Posted by Barry Rubin on 10/10/2016
Portland Restaurant Jumps Out of Frying Pan and Into the Fire.

The U.S. Department of Labor’s Wage and Hour Division investigated the termination of a cook at La Iguana Restaurant in Portland that occurred less than a week after the division informed the company it owed $25,427 in back wages to nine employees for violations of the Fair Labor Standards Act found in a previous investigation. An issue that could have been simply avoided by the use of an inexpensive time clock system that would integrate seamlessly with the restaurant point of sale system.

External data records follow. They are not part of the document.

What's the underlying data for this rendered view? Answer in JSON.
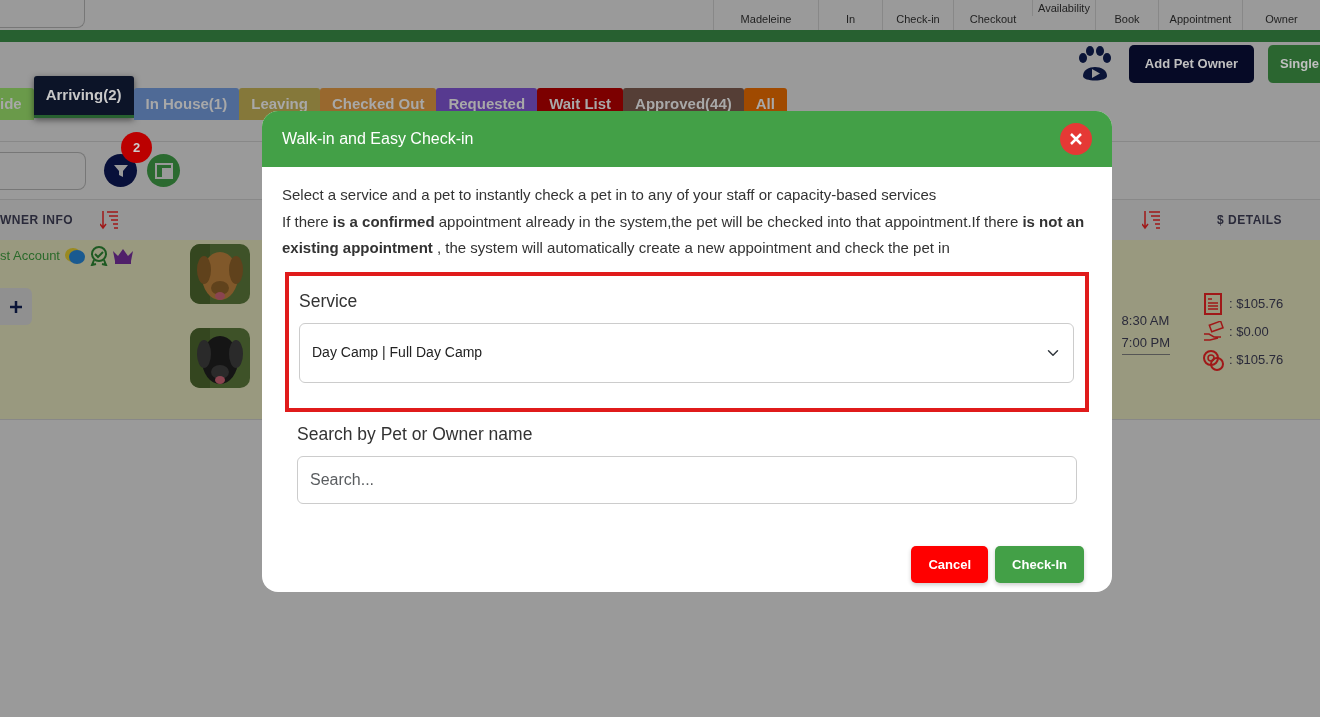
{
  "top_nav": [
    {
      "label": "Madeleine"
    },
    {
      "label": "In"
    },
    {
      "label": "Check-in"
    },
    {
      "label": "Checkout"
    },
    {
      "label": "Availability"
    },
    {
      "label": "Book"
    },
    {
      "label": "Appointment"
    },
    {
      "label": "Owner"
    }
  ],
  "actions": [
    {
      "label": "Add Pet Owner",
      "kind": "dark"
    },
    {
      "label": "Single",
      "kind": "green"
    }
  ],
  "tabs": [
    {
      "label": "ide",
      "color": "#6a9a4a",
      "selected": false
    },
    {
      "label": "Arriving(2)",
      "color": "#0c1428",
      "selected": true
    },
    {
      "label": "In House(1)",
      "color": "#4f6a96",
      "selected": false
    },
    {
      "label": "Leaving",
      "color": "#85783a",
      "selected": false
    },
    {
      "label": "Checked Out",
      "color": "#98682e",
      "selected": false
    },
    {
      "label": "Requested",
      "color": "#573a90",
      "selected": false
    },
    {
      "label": "Wait List",
      "color": "#7c0000",
      "selected": false
    },
    {
      "label": "Approved(44)",
      "color": "#553e36",
      "selected": false
    },
    {
      "label": "All",
      "color": "#a04a00",
      "selected": false
    }
  ],
  "filter_badge": "2",
  "table": {
    "columns": [
      {
        "label": "WNER INFO"
      },
      {
        "label": "$ DETAILS"
      }
    ],
    "row": {
      "owner": "st Account",
      "times": [
        "8:30 AM",
        "7:00 PM"
      ],
      "details": [
        {
          "kind": "invoice",
          "amount": ": $105.76"
        },
        {
          "kind": "paid",
          "amount": ": $0.00"
        },
        {
          "kind": "balance",
          "amount": ": $105.76"
        }
      ]
    }
  },
  "modal": {
    "title": "Walk-in and Easy Check-in",
    "intro": "Select a service and a pet to instantly check a pet in to any of your staff or capacity-based services",
    "note": "If there **is a confirmed** appointment already in the system,the pet will be checked into that appointment.If there **is not an existing appointment** , the system will automatically create a new appointment and check the pet in",
    "service_label": "Service",
    "service_value": "Day Camp | Full Day Camp",
    "service_highlighted": true,
    "search_label": "Search by Pet or Owner name",
    "search_placeholder": "Search...",
    "buttons": [
      {
        "label": "Cancel",
        "kind": "cancel"
      },
      {
        "label": "Check-In",
        "kind": "confirm"
      }
    ]
  }
}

The division’s investigation reviewed alleged violations of the FLSA’s anti-retaliation protections. The employer mistakenly believed the worker, employed by the company for 13 years, filed a complaint with the division. Federal law prohibits an employer from firing or discriminating against any employee who files a complaint with the division. The FLSA also protects employees who complain about wage or safety issues to their employers or who cooperate with federal investigations.

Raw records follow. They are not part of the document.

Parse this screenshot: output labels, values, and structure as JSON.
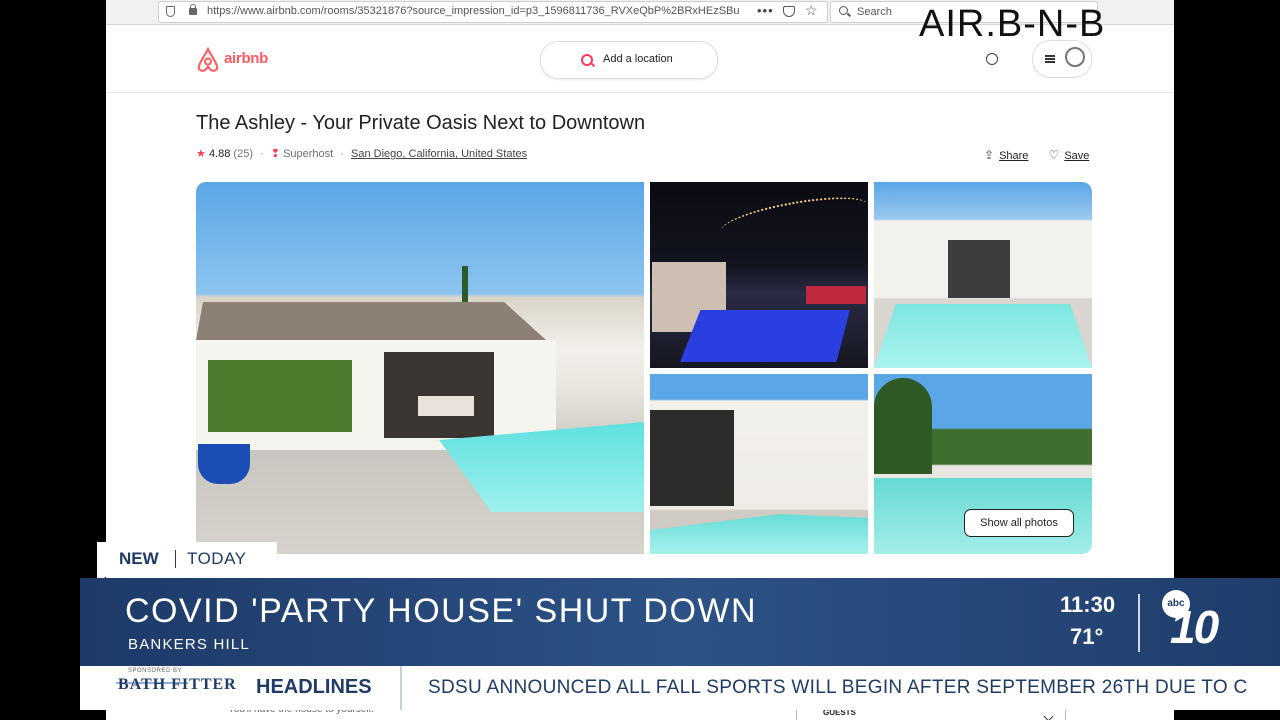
{
  "browser": {
    "url": "https://www.airbnb.com/rooms/35321876?source_impression_id=p3_1596811736_RVXeQbP%2BRxHEzSBu",
    "more_label": "•••",
    "search_placeholder": "Search"
  },
  "airbnb": {
    "logo_text": "airbnb",
    "location_button": "Add a location"
  },
  "overlay_title": "AIR.B-N-B",
  "listing": {
    "title": "The Ashley - Your Private Oasis Next to Downtown",
    "rating": "4.88",
    "reviews": "(25)",
    "superhost": "Superhost",
    "location": "San Diego, California, United States",
    "share_label": "Share",
    "save_label": "Save",
    "show_photos_label": "Show all photos",
    "below_text": "You'll have the house to yourself.",
    "guests_label": "GUESTS"
  },
  "news": {
    "tag_new": "NEW",
    "tag_today": "TODAY",
    "headline": "COVID 'PARTY HOUSE' SHUT DOWN",
    "subhead": "BANKERS HILL",
    "time": "11:30",
    "temperature": "71°",
    "station_abc": "abc",
    "station_number": "10",
    "sponsor_small": "SPONSORED BY",
    "sponsor": "BATH FITTER",
    "ticker_label": "HEADLINES",
    "ticker_story": "SDSU ANNOUNCED ALL FALL SPORTS WILL BEGIN AFTER SEPTEMBER 26TH DUE TO C"
  },
  "colors": {
    "brand": "#ff5a5f",
    "news_blue": "#1f3b66"
  }
}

"We want to send a very clear message to employers that retaliation will not be tolerated, under any circumstances,” said Betty Campbell, regional administrator for the Wage and Hour Division in the Southwest. “Without strong protections for exploited workers who find the courage to step forward, those subject to violations would remain in the shadows. Undocumented workers are particularly vulnerable to retaliation in the workplace. The law is very clear: the Wage and Hour division enforces the law regardless of a person’s immigration status.”